- Measure, Learn, Test, Repeat. Understanding and clearly defining the success metric for your test is just as important as the primary research question. But the secondary metrics also help you understand the reasoning behind your results. Think of it this way: we marketers are often asked to appear before the powers-that-be and justify what we’ve done. As rewarding as it is to say something like, “We tested our offer page, and our treatment design resulted in a 53% increase in revenue!” it is equally discouraging to be asked why and not have a great answer. Sometimes these “whys” are the key to making additional changes that push 50% gains up to 150%. Not measuring all that can be measured and comparing results limits your ability to design effective follow-up tests (for a practical example, see the brief “Optimizing headlines, part 2“).

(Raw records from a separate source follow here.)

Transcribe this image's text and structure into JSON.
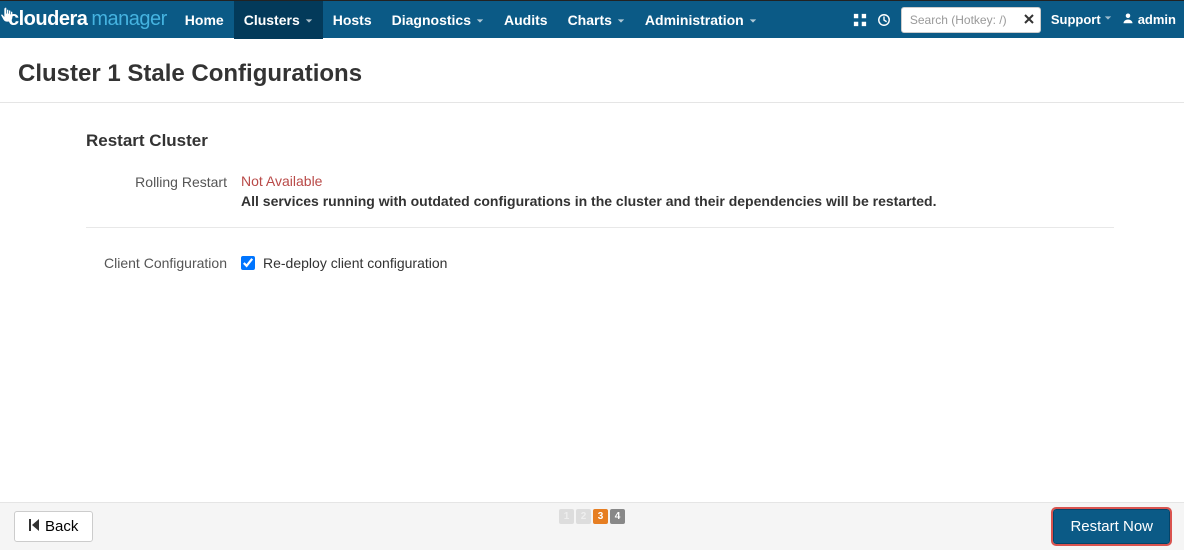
{
  "brand": {
    "part1": "cloudera",
    "part2": "manager"
  },
  "nav": {
    "home": "Home",
    "clusters": "Clusters",
    "hosts": "Hosts",
    "diagnostics": "Diagnostics",
    "audits": "Audits",
    "charts": "Charts",
    "administration": "Administration"
  },
  "search": {
    "placeholder": "Search (Hotkey: /)"
  },
  "support": "Support",
  "user": "admin",
  "page": {
    "title": "Cluster 1 Stale Configurations",
    "section_title": "Restart Cluster",
    "rolling_label": "Rolling Restart",
    "rolling_na": "Not Available",
    "rolling_desc": "All services running with outdated configurations in the cluster and their dependencies will be restarted.",
    "client_label": "Client Configuration",
    "client_checkbox": "Re-deploy client configuration"
  },
  "footer": {
    "back": "Back",
    "restart": "Restart Now",
    "steps": [
      "1",
      "2",
      "3",
      "4"
    ]
  }
}
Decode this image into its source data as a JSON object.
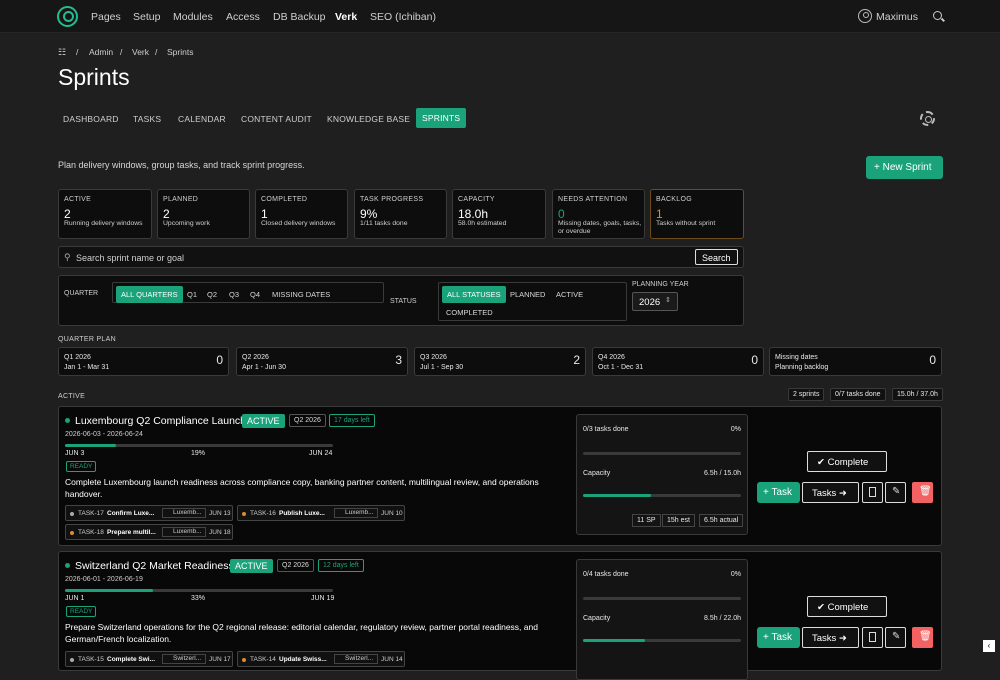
{
  "nav": {
    "items": [
      "Pages",
      "Setup",
      "Modules",
      "Access",
      "DB Backup",
      "Verk",
      "SEO (Ichiban)"
    ],
    "user": "Maximus"
  },
  "breadcrumb": [
    "Admin",
    "Verk",
    "Sprints"
  ],
  "page": {
    "title": "Sprints",
    "description": "Plan delivery windows, group tasks, and track sprint progress.",
    "new_sprint": "+ New Sprint"
  },
  "tabs": [
    "DASHBOARD",
    "TASKS",
    "CALENDAR",
    "CONTENT AUDIT",
    "KNOWLEDGE BASE",
    "SPRINTS"
  ],
  "stats": [
    {
      "title": "ACTIVE",
      "value": "2",
      "sub": "Running delivery windows"
    },
    {
      "title": "PLANNED",
      "value": "2",
      "sub": "Upcoming work"
    },
    {
      "title": "COMPLETED",
      "value": "1",
      "sub": "Closed delivery windows"
    },
    {
      "title": "TASK PROGRESS",
      "value": "9%",
      "sub": "1/11 tasks done"
    },
    {
      "title": "CAPACITY",
      "value": "18.0h",
      "sub": "58.0h estimated"
    },
    {
      "title": "NEEDS ATTENTION",
      "value": "0",
      "sub": "Missing dates, goals, tasks, or overdue"
    },
    {
      "title": "BACKLOG",
      "value": "1",
      "sub": "Tasks without sprint"
    }
  ],
  "search": {
    "placeholder": "Search sprint name or goal",
    "button": "Search"
  },
  "filters": {
    "quarter_label": "QUARTER",
    "quarters": [
      "ALL QUARTERS",
      "Q1",
      "Q2",
      "Q3",
      "Q4",
      "MISSING DATES"
    ],
    "status_label": "STATUS",
    "statuses": [
      "ALL STATUSES",
      "PLANNED",
      "ACTIVE",
      "COMPLETED"
    ],
    "year_label": "PLANNING YEAR",
    "year": "2026"
  },
  "quarter_plan": {
    "label": "QUARTER PLAN",
    "items": [
      {
        "name": "Q1 2026",
        "range": "Jan 1 - Mar 31",
        "count": "0"
      },
      {
        "name": "Q2 2026",
        "range": "Apr 1 - Jun 30",
        "count": "3"
      },
      {
        "name": "Q3 2026",
        "range": "Jul 1 - Sep 30",
        "count": "2"
      },
      {
        "name": "Q4 2026",
        "range": "Oct 1 - Dec 31",
        "count": "0"
      },
      {
        "name": "Missing dates",
        "range": "Planning backlog",
        "count": "0"
      }
    ]
  },
  "active_section": {
    "label": "ACTIVE",
    "summary": [
      "2 sprints",
      "0/7 tasks done",
      "15.0h / 37.0h"
    ]
  },
  "sprints": [
    {
      "title": "Luxembourg Q2 Compliance Launch",
      "status": "ACTIVE",
      "quarter": "Q2 2026",
      "days_left": "17 days left",
      "dates": "2026-06-03 - 2026-06-24",
      "start": "JUN 3",
      "end": "JUN 24",
      "percent": "19%",
      "progress": 0.19,
      "ready": "READY",
      "goal": "Complete Luxembourg launch readiness across compliance copy, banking partner content, multilingual review, and operations handover.",
      "tasks": [
        {
          "id": "TASK-17",
          "name": "Confirm Luxe...",
          "page": "Luxemb...",
          "date": "JUN 13",
          "dot": "#aaaaaa"
        },
        {
          "id": "TASK-16",
          "name": "Publish Luxe...",
          "page": "Luxemb...",
          "date": "JUN 10",
          "dot": "#e08a2a"
        },
        {
          "id": "TASK-18",
          "name": "Prepare multil...",
          "page": "Luxemb...",
          "date": "JUN 18",
          "dot": "#e08a2a"
        }
      ],
      "tasks_done": "0/3 tasks done",
      "tasks_pct": "0%",
      "capacity_label": "Capacity",
      "capacity": "6.5h / 15.0h",
      "capacity_ratio": 0.43,
      "chips": [
        "11 SP",
        "15h est",
        "6.5h actual"
      ],
      "buttons": {
        "complete": "Complete",
        "task": "Task",
        "tasks": "Tasks"
      }
    },
    {
      "title": "Switzerland Q2 Market Readiness",
      "status": "ACTIVE",
      "quarter": "Q2 2026",
      "days_left": "12 days left",
      "dates": "2026-06-01 - 2026-06-19",
      "start": "JUN 1",
      "end": "JUN 19",
      "percent": "33%",
      "progress": 0.33,
      "ready": "READY",
      "goal": "Prepare Switzerland operations for the Q2 regional release: editorial calendar, regulatory review, partner portal readiness, and German/French localization.",
      "tasks": [
        {
          "id": "TASK-15",
          "name": "Complete Swi...",
          "page": "Switzerl...",
          "date": "JUN 17",
          "dot": "#aaaaaa"
        },
        {
          "id": "TASK-14",
          "name": "Update Swiss...",
          "page": "Switzerl...",
          "date": "JUN 14",
          "dot": "#e08a2a"
        }
      ],
      "tasks_done": "0/4 tasks done",
      "tasks_pct": "0%",
      "capacity_label": "Capacity",
      "capacity": "8.5h / 22.0h",
      "capacity_ratio": 0.39,
      "buttons": {
        "complete": "Complete",
        "task": "Task",
        "tasks": "Tasks"
      }
    }
  ],
  "colors": {
    "accent": "#1aa37a",
    "danger": "#f25c5c",
    "warning": "#e08a2a"
  }
}
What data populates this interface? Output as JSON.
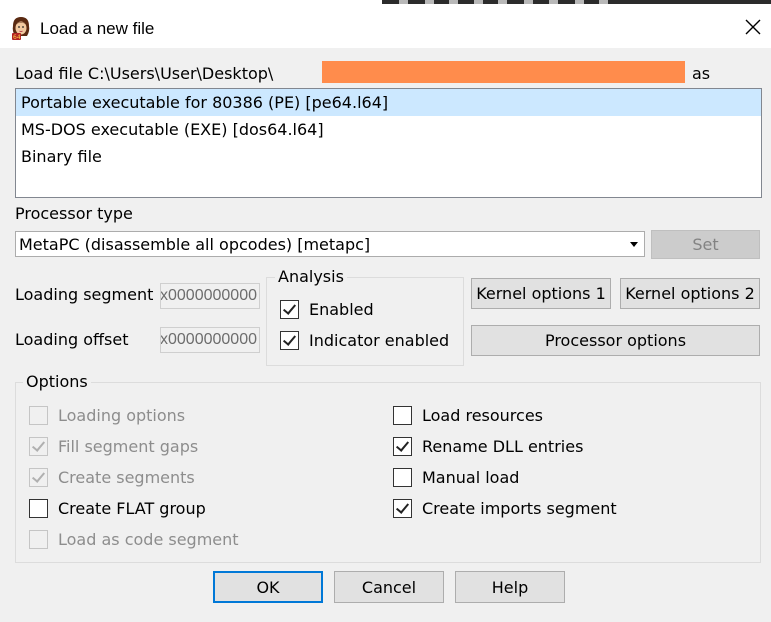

- Testing discipline also means having the discipline to change. One of the hardest parts of testing is the temptation to interpret results before they are valid. You need discipline to keep a test running all the way through to validity to ensure you can provide a scientific interpretation of the results. And this is only one half of testing discipline; the other half is being able to admit when you are wrong and change your strategy. I can tell you that it’s deflating to work hard on a test strategy that you think will get great results only to see the control trounce your brain-child treatment design. But that’s when marketing scientists need to shake it off, re-evaluate their test objectives, absorb what they learned from the test, and apply it to the next one.
Remember: The only failed test is one that doesn’t teach you anything. With experience, you begin to realize that you sometimes learn even more from tests that did not perform as expected.
For more insights from Andy and our team, you can now access our free web clinic — Lessons Learned: Our analysts reveal the top takeaways from our 2008 research.